Contact 1-800-222-1222 (the American Association of Poison Control Centers), your local poison control center, or emergency room immediately. Symptoms may include abnormal thinking; aggression; agitation; chest pain; coma; confusion; difficult or slurred speech; fainting; fast or irregular heartbeat; fever; mental or mood changes; seizure; severe drowsiness, dizziness, or weakness; severe or persistent headache; slow or shallow breathing; stiff muscles; sweating; trouble walking; uncontrolled muscle movements.Proper storage of olanzapine:

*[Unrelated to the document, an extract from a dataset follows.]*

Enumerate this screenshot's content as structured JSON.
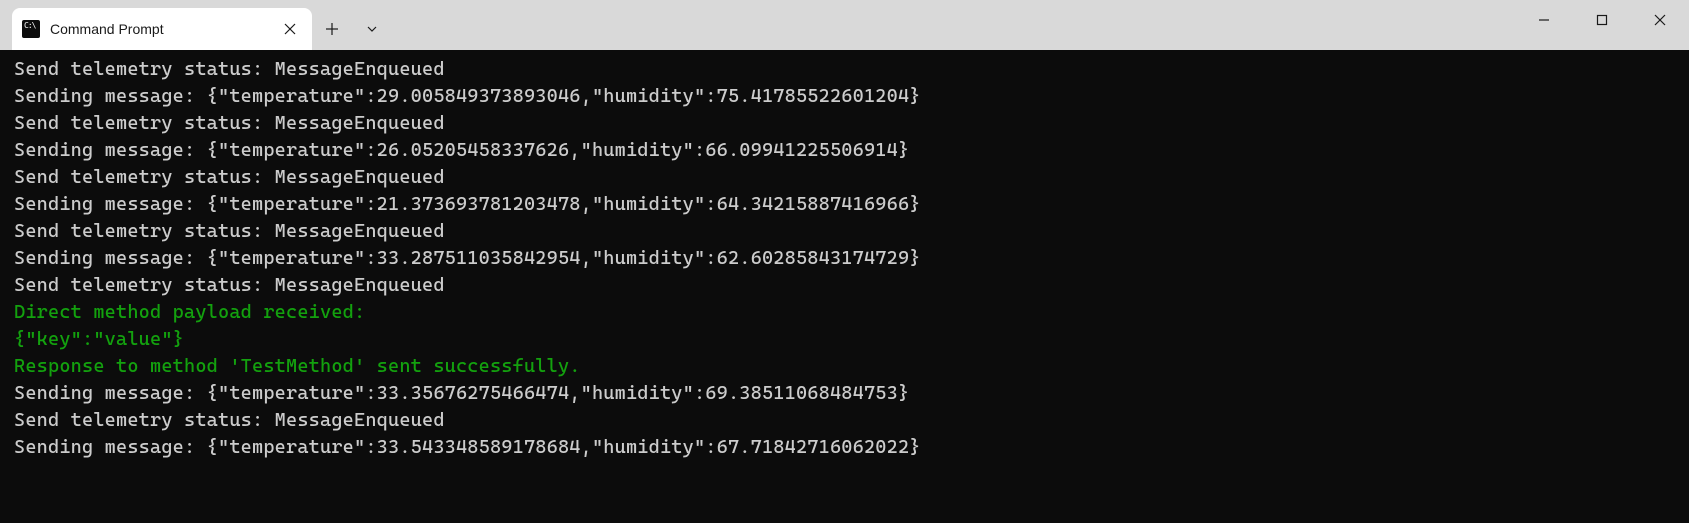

Olanzapine is usually handled and stored by a health care provider. If you are using olanzapine at home, store olanzapine as directed by your pharmacist or health care provider. Keep olanzapine out of the reach of children and away from pets.

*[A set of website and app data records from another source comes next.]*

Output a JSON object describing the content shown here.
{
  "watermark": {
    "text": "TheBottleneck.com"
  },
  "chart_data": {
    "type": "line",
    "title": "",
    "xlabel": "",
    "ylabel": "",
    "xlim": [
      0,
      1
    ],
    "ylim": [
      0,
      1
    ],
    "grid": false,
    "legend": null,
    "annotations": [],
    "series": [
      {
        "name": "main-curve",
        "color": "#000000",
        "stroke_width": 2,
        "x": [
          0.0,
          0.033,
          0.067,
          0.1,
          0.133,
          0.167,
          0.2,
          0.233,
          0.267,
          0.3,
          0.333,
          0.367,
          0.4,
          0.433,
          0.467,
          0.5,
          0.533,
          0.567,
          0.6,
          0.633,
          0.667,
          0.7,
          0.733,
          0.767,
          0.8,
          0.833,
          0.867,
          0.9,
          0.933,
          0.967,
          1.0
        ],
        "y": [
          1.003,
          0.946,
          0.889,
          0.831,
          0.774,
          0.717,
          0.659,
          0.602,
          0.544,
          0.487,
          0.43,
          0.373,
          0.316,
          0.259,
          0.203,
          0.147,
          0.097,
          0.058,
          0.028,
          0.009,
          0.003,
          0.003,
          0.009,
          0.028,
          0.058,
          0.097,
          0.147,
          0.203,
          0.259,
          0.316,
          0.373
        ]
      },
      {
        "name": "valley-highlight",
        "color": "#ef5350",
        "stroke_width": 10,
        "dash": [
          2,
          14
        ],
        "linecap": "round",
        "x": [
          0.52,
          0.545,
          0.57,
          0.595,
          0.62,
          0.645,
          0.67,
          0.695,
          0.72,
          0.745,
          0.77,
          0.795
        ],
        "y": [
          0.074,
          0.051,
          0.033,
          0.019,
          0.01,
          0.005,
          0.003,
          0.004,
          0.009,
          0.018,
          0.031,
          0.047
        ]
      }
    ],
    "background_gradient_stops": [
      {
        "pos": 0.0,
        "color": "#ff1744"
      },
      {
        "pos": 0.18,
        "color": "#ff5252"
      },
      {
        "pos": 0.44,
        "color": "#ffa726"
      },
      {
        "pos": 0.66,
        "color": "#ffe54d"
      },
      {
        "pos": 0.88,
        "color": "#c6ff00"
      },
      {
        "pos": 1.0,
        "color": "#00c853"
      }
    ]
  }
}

- If you have any questions about olanzapine, please talk with your doctor, pharmacist, or other health care provider.
- Olanzapine is to be used only by the patient for whom it is prescribed. Do not share it with other people.
- If your symptoms do not improve or if they become worse, check with your doctor.
- Check with your pharmacist about how to dispose of unused medicine.
This information should not be used to decide whether or not to take olanzapine or any other medicine. Only your health care provider has the knowledge and training to decide which medicines are right for you. This information does not endorse any medicine as safe, effective, or approved for treating any patient or health condition. This is only a brief summary of general information about olanzapine. It does NOT include all information about the possible uses, directions, warnings, precautions, interactions, adverse effects, or risks that may apply to olanzapine. This information is not specific medical advice and does not replace information you receive from your health care provider. You must talk with your healthcare provider for complete information about the risks and benefits of using olanzapine.
Disclaimer: This information should not be used to decide whether or not to take this medicine or any other medicine. Only your health care provider has the knowledge and training to decide which medicines are right for you. This information does not endorse any medicine as safe, effective, or approved for treating any patient or health condition. This is only a brief summary of general information about this medicine. It does NOT include all information about the possible uses, directions, warnings, precautions, interactions, adverse effects, or risks that may apply to this medicine. This information is not specific medical advice and does not replace information you receive from your health care provider. You must talk with your healthcare provider for complete information about the risks and benefits of using this medicine.